Data about app and page elements
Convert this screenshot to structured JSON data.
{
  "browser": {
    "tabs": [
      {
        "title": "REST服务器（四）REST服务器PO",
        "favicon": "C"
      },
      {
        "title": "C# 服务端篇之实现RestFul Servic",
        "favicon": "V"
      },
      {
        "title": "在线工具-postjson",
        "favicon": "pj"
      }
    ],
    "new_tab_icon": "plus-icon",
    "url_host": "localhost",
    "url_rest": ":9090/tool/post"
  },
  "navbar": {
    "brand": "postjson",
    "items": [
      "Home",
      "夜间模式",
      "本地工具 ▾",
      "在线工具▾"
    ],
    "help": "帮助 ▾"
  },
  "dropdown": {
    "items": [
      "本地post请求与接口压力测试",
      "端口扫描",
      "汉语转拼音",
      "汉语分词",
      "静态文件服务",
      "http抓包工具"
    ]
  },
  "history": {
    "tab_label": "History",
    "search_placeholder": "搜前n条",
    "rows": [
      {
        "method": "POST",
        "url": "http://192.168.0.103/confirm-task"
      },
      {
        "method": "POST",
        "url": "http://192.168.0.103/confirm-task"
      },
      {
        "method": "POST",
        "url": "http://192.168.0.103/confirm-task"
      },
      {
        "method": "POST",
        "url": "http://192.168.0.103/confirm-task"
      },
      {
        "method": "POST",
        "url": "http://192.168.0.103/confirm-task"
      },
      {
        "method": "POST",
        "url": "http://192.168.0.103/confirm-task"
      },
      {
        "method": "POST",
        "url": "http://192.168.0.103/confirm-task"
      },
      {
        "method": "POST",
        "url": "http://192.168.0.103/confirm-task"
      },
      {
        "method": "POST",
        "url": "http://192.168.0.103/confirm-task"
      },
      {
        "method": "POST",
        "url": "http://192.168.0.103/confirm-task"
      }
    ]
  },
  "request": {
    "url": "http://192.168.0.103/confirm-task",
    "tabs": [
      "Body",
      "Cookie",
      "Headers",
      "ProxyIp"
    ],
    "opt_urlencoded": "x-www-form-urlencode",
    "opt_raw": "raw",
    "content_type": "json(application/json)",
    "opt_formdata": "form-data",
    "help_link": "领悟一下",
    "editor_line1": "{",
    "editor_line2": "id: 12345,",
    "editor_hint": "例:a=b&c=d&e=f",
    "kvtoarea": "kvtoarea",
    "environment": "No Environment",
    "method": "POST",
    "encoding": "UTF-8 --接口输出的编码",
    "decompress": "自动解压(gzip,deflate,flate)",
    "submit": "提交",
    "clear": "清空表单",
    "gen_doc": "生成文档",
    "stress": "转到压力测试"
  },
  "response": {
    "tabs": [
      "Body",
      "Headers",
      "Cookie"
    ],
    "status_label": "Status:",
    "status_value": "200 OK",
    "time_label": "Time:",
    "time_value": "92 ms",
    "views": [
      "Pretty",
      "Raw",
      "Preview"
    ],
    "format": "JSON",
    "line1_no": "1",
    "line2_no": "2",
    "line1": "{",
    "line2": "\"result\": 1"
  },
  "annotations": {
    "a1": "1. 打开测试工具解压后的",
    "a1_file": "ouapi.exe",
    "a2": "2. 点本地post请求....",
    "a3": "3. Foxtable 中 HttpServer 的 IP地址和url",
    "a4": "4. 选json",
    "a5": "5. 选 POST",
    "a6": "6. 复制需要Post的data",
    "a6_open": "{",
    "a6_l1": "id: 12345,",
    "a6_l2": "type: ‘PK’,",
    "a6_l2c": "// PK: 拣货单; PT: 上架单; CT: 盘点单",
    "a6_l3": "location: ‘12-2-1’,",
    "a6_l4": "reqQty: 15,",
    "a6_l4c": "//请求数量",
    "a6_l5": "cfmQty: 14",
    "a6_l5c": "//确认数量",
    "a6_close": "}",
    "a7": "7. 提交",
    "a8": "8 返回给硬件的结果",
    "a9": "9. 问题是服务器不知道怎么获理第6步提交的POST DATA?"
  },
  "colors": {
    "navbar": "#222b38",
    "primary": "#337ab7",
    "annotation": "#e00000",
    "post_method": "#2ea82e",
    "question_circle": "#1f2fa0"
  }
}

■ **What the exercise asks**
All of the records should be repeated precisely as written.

■ **Solution for this exercise**
Convert this screenshot to structured JSON data.
{
  "browser": {
    "tabs": [
      {
        "title": "REST服务器（四）REST服务器PO",
        "favicon": "C"
      },
      {
        "title": "C# 服务端篇之实现RestFul Servic",
        "favicon": "V"
      },
      {
        "title": "在线工具-postjson",
        "favicon": "pj"
      }
    ],
    "new_tab_icon": "plus-icon",
    "url_host": "localhost",
    "url_rest": ":9090/tool/post"
  },
  "navbar": {
    "brand": "postjson",
    "items": [
      "Home",
      "夜间模式",
      "本地工具 ▾",
      "在线工具▾"
    ],
    "help": "帮助 ▾"
  },
  "dropdown": {
    "items": [
      "本地post请求与接口压力测试",
      "端口扫描",
      "汉语转拼音",
      "汉语分词",
      "静态文件服务",
      "http抓包工具"
    ]
  },
  "history": {
    "tab_label": "History",
    "search_placeholder": "搜前n条",
    "rows": [
      {
        "method": "POST",
        "url": "http://192.168.0.103/confirm-task"
      },
      {
        "method": "POST",
        "url": "http://192.168.0.103/confirm-task"
      },
      {
        "method": "POST",
        "url": "http://192.168.0.103/confirm-task"
      },
      {
        "method": "POST",
        "url": "http://192.168.0.103/confirm-task"
      },
      {
        "method": "POST",
        "url": "http://192.168.0.103/confirm-task"
      },
      {
        "method": "POST",
        "url": "http://192.168.0.103/confirm-task"
      },
      {
        "method": "POST",
        "url": "http://192.168.0.103/confirm-task"
      },
      {
        "method": "POST",
        "url": "http://192.168.0.103/confirm-task"
      },
      {
        "method": "POST",
        "url": "http://192.168.0.103/confirm-task"
      },
      {
        "method": "POST",
        "url": "http://192.168.0.103/confirm-task"
      }
    ]
  },
  "request": {
    "url": "http://192.168.0.103/confirm-task",
    "tabs": [
      "Body",
      "Cookie",
      "Headers",
      "ProxyIp"
    ],
    "opt_urlencoded": "x-www-form-urlencode",
    "opt_raw": "raw",
    "content_type": "json(application/json)",
    "opt_formdata": "form-data",
    "help_link": "领悟一下",
    "editor_line1": "{",
    "editor_line2": "id: 12345,",
    "editor_hint": "例:a=b&c=d&e=f",
    "kvtoarea": "kvtoarea",
    "environment": "No Environment",
    "method": "POST",
    "encoding": "UTF-8 --接口输出的编码",
    "decompress": "自动解压(gzip,deflate,flate)",
    "submit": "提交",
    "clear": "清空表单",
    "gen_doc": "生成文档",
    "stress": "转到压力测试"
  },
  "response": {
    "tabs": [
      "Body",
      "Headers",
      "Cookie"
    ],
    "status_label": "Status:",
    "status_value": "200 OK",
    "time_label": "Time:",
    "time_value": "92 ms",
    "views": [
      "Pretty",
      "Raw",
      "Preview"
    ],
    "format": "JSON",
    "line1_no": "1",
    "line2_no": "2",
    "line1": "{",
    "line2": "\"result\": 1"
  },
  "annotations": {
    "a1": "1. 打开测试工具解压后的",
    "a1_file": "ouapi.exe",
    "a2": "2. 点本地post请求....",
    "a3": "3. Foxtable 中 HttpServer 的 IP地址和url",
    "a4": "4. 选json",
    "a5": "5. 选 POST",
    "a6": "6. 复制需要Post的data",
    "a6_open": "{",
    "a6_l1": "id: 12345,",
    "a6_l2": "type: ‘PK’,",
    "a6_l2c": "// PK: 拣货单; PT: 上架单; CT: 盘点单",
    "a6_l3": "location: ‘12-2-1’,",
    "a6_l4": "reqQty: 15,",
    "a6_l4c": "//请求数量",
    "a6_l5": "cfmQty: 14",
    "a6_l5c": "//确认数量",
    "a6_close": "}",
    "a7": "7. 提交",
    "a8": "8 返回给硬件的结果",
    "a9": "9. 问题是服务器不知道怎么获理第6步提交的POST DATA?"
  },
  "colors": {
    "navbar": "#222b38",
    "primary": "#337ab7",
    "annotation": "#e00000",
    "post_method": "#2ea82e",
    "question_circle": "#1f2fa0"
  }
}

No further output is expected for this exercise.